Cloud Principles and Delivery Mechanisms

Computing as a service

Your browser does not support video. Install Microsoft Silverlight, Adobe Flash Player, or Internet Explorer 9.

Develop your talent with more than 10,000 online courses from LinkedIn Learning

Computing is now a service. Something that you buy when you need it. In fact, everything is becoming a service, or service-orientated. For a long time, businesses have stated that they get frustrated by the complexity of IT, and just want it to work. Take a greengrocer, or a supermarket. We don't care about the logistics that go on behind the scenes to get the produce to the store. We just want the banana. The main services currently offered by the cloud providers include services such as communication as a service, compute as a service, infrastructure as a service, and network as a service.

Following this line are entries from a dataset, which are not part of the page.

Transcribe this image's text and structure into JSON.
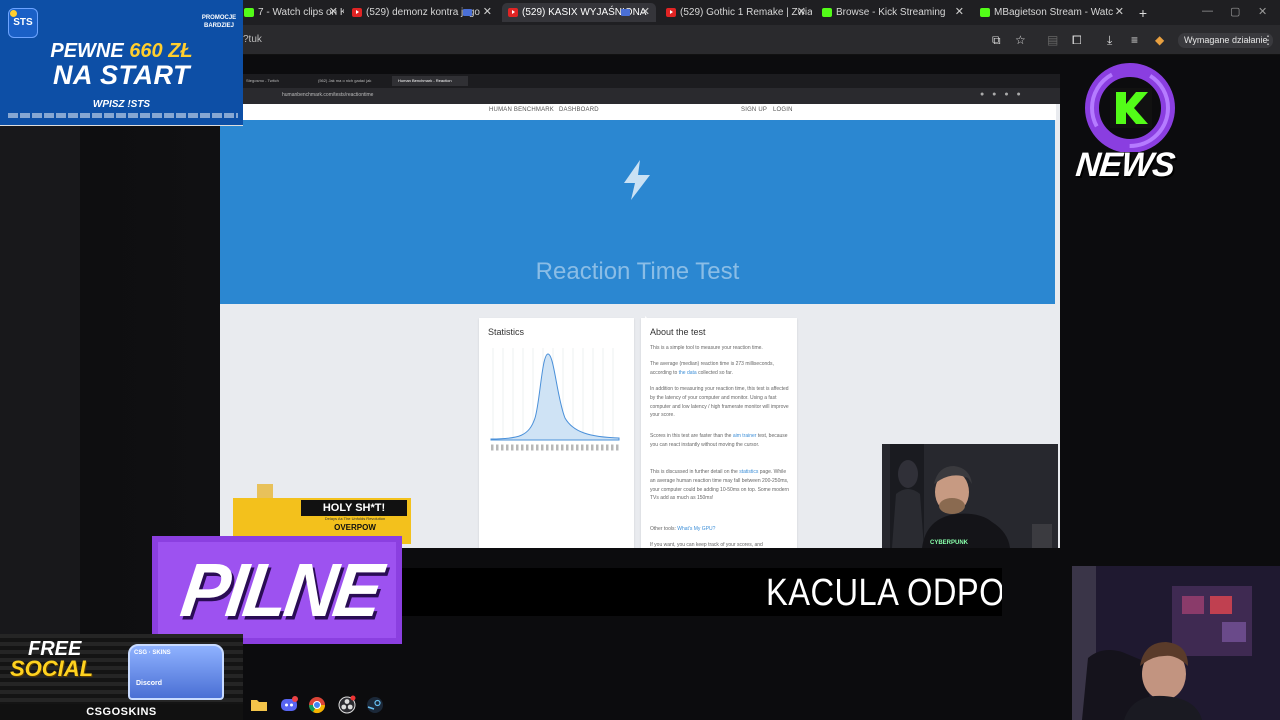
{
  "browser": {
    "tabs": [
      {
        "label": "7 - Watch clips on Ki",
        "favicon": "kick",
        "active": false
      },
      {
        "label": "(529) demonz kontra jego",
        "favicon": "youtube",
        "active": false
      },
      {
        "label": "(529) KASIX WYJAŚNIONA",
        "favicon": "youtube",
        "active": true
      },
      {
        "label": "(529) Gothic 1 Remake | Zwiasu",
        "favicon": "youtube",
        "active": false
      },
      {
        "label": "Browse - Kick Streaming",
        "favicon": "kick",
        "active": false
      },
      {
        "label": "MBagietson Stream - Watc",
        "favicon": "kick",
        "active": false
      }
    ],
    "url_fragment": "?tuk",
    "action_required_label": "Wymagane działanie"
  },
  "inner_screen": {
    "tabs": [
      "Stegosmo - Twitch",
      "(562) Jak ma o nich gadać jak",
      "Human Benchmark - Reaction"
    ],
    "url": "humanbenchmark.com/tests/reactiontime",
    "nav": {
      "brand": "HUMAN BENCHMARK",
      "dashboard": "DASHBOARD",
      "signup": "SIGN UP",
      "login": "LOGIN"
    },
    "hero_title": "Reaction Time Test",
    "stats_title": "Statistics",
    "about": {
      "title": "About the test",
      "paragraphs": [
        {
          "before": "This is a simple tool to measure your reaction time.",
          "link": "",
          "after": ""
        },
        {
          "before": "The average (median) reaction time is 273 milliseconds, according to ",
          "link": "the data",
          "after": " collected so far."
        },
        {
          "before": "In addition to measuring your reaction time, this test is affected by the latency of your computer and monitor. Using a fast computer and low latency / high framerate monitor will improve your score.",
          "link": "",
          "after": ""
        },
        {
          "before": "Scores in this test are faster than the ",
          "link": "aim trainer",
          "after": " test, because you can react instantly without moving the cursor."
        },
        {
          "before": "This is discussed in further detail on the ",
          "link": "statistics",
          "after": " page. While an average human reaction time may fall between 200-250ms, your computer could be adding 10-50ms on top. Some modern TVs add as much as 150ms!"
        },
        {
          "before": "Other tools: ",
          "link": "What's My GPU?",
          "after": ""
        },
        {
          "before": "If you want, you can keep track of your scores, and",
          "link": "",
          "after": ""
        }
      ]
    }
  },
  "overlays": {
    "promo": {
      "logo": "STS",
      "corner_tag": "PROMOCJE BARDZIEJ",
      "line1_a": "PEWNE ",
      "line1_b": "660 ZŁ",
      "line2": "NA START",
      "line3": "WPISZ !STS"
    },
    "knews_label": "NEWS",
    "holy": {
      "title": "HOLY SH*T!",
      "subtitle": "Delays As The Unfolds Revolution",
      "badge": "OVERPOW"
    },
    "breaking_label": "PILNE",
    "ticker_text": "KACULA ODPOW",
    "free_social": {
      "line1": "FREE",
      "line2": "SOCIAL",
      "case_label": "CSG · SKINS",
      "discord": "Discord",
      "brand": "CSGOSKINS"
    }
  },
  "taskbar_icons": [
    "folder-icon",
    "discord-icon",
    "chrome-icon",
    "obs-icon",
    "steam-icon"
  ],
  "colors": {
    "hero_blue": "#2b87d1",
    "breaking_purple": "#9d52f0",
    "promo_blue": "#0d4fa6",
    "kick_green": "#53fc18"
  }
}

Communications as a Service includes Voice over IP, such a Skype for Business, and secure VPNs that connect remote users. These services are possible without the customer needing to buy dedicated expensive hardware. With Computing as a Service customers can rent virtual servers to host their own workloads with an unlimited number of cores and RAM that is available on demand. Infrastructure as a Service allows you to rent virtualized infrastructure located within the datacenter to run your own cloud applications and servers.

You rent the servers, routers, switches, storage, and firewalls. With Networking as a Service you can use the backbone networking and firewalls and configure the subnets, private and public IP addresses, and all the routing and remote connectivity that you need. The last three cloud services include platform as a service, software as a service, and monitoring as a service. Platform as a Service includes all the middleware tools that you need. You rent the preconfigured platform, which provides you with the tools to build your own applications on.

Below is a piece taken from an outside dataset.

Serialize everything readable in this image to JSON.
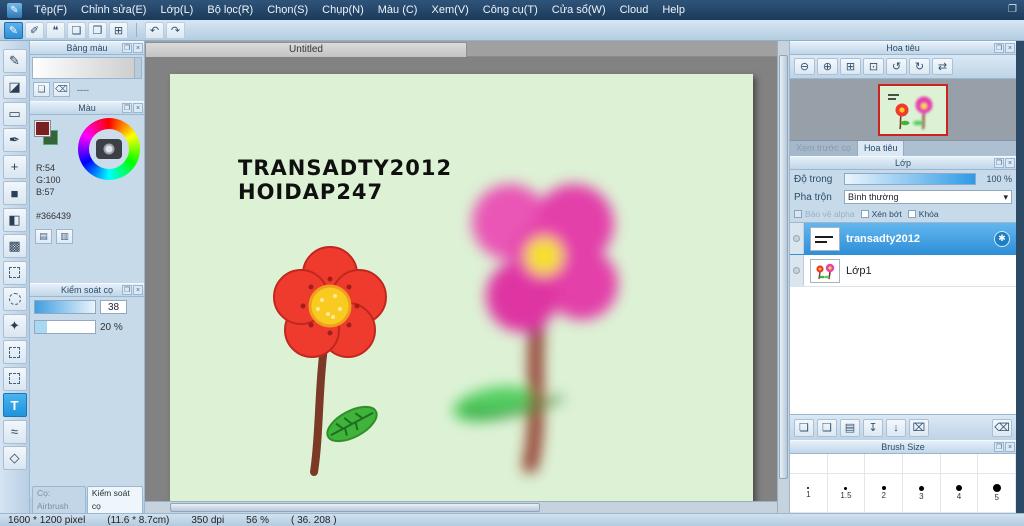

Examples of PAS include Azure and SQL Services. Software as a Service is where you consume the finished product or software, and have no access to the underlying hardware or customization. Office 365 and SharePoint are examples of Software as a Service, or SAS. Monitoring as a Service allows you to geolocate monitoring tools around the globe that are used to monitor your cloud services and applications from different continents and keep you aware of the activity and any problems.

If we wanted to categorize cloud services in a different way we could look at the type of services that organizations may receive from the cloud. Some of these would then be compute services, such as Azure or Amazon Web Services. Storage services, such as Azure Storage, or OneDrive for Business. Productivity services, such as Office 365, which allows users to collaborate, create, and share documents. Finally, search services, which can embed in-depth search functionality into data stores, such as databases and internet sites using Azure Search.

Finally, for businesses, Windows 10 is now being offered to enterprises as a monthly subscription. In the next movie we will cover the cloud payment models that are available.

LinkedIn Learning

LinkedIn Learning is an online learning platform that combines industry-leading content from Lynda.com with LinkedIn’s professional network of more than 500 million member profiles to provide highly personalized course recommendations and a more intuitive learning experience. Learn more.

Benefits

  • Learn from recognized industry experts, and get the business, tech, and creative skills that are most in demand.

  • Receive personal recommendations based on your LinkedIn profile.

  • Stream courses from your computer or mobile device.

  • Take courses for every level – beginner to advanced.

  • Practice while you learn with quizzes, exercise files, and coding windows.

  • Provide learning for your team or entire organization, with an easy to use experience for managing users, curating content and measuring engagement


For businesses with 150+ licenses Request Office 365 onboarding assistance from FastTrack

You can request remote and personalized assistance with onboarding. Our FastTrack engineers will help you plan your Office 365 project, assess your technical environment, provide remediation guidance, and provide user adoption assistance. For businesses with at least 500 licenses, Microsoft also provides personalized assistance to migrate data to Office 365.

See the FastTrack Center Video: http://aka.ms/meetfasttrack

Get started today: http://fasttrack.microsoft.com

Tip: Businesses with 1-149 licenses still have access to FastTrack guidance via links in the Admin Center and also available at https://aka.ms/setupguidance.

Gain a new or enhanced understanding of cloud principles, service offerings, delivery mechanisms, and security requirements. This course focuses on the objectives for the first two domains of the Microsoft Cloud Fundamentals exam (98-369: Understand the Cloud and Enable Microsoft Cloud Services). IT professionals and those interested in pursuing certification can use this course as an exam preparation resource.

Topics include:

  • Cloud principles and security mechanisms

  • Cloud security requirements and policies

  • Cloud updates and availability

  • Types of cloud services

  • Signing up for cloud services

  • Configuring cloud services

  • Configuring Microsoft Intune

Expand your Office skills
Explore training
Get new features first
Join Office Insiders

Was this information helpful?

Thank you for your feedback!

Thank you for your feedback! It sounds like it might be helpful to connect you to one of our Office support agents.

×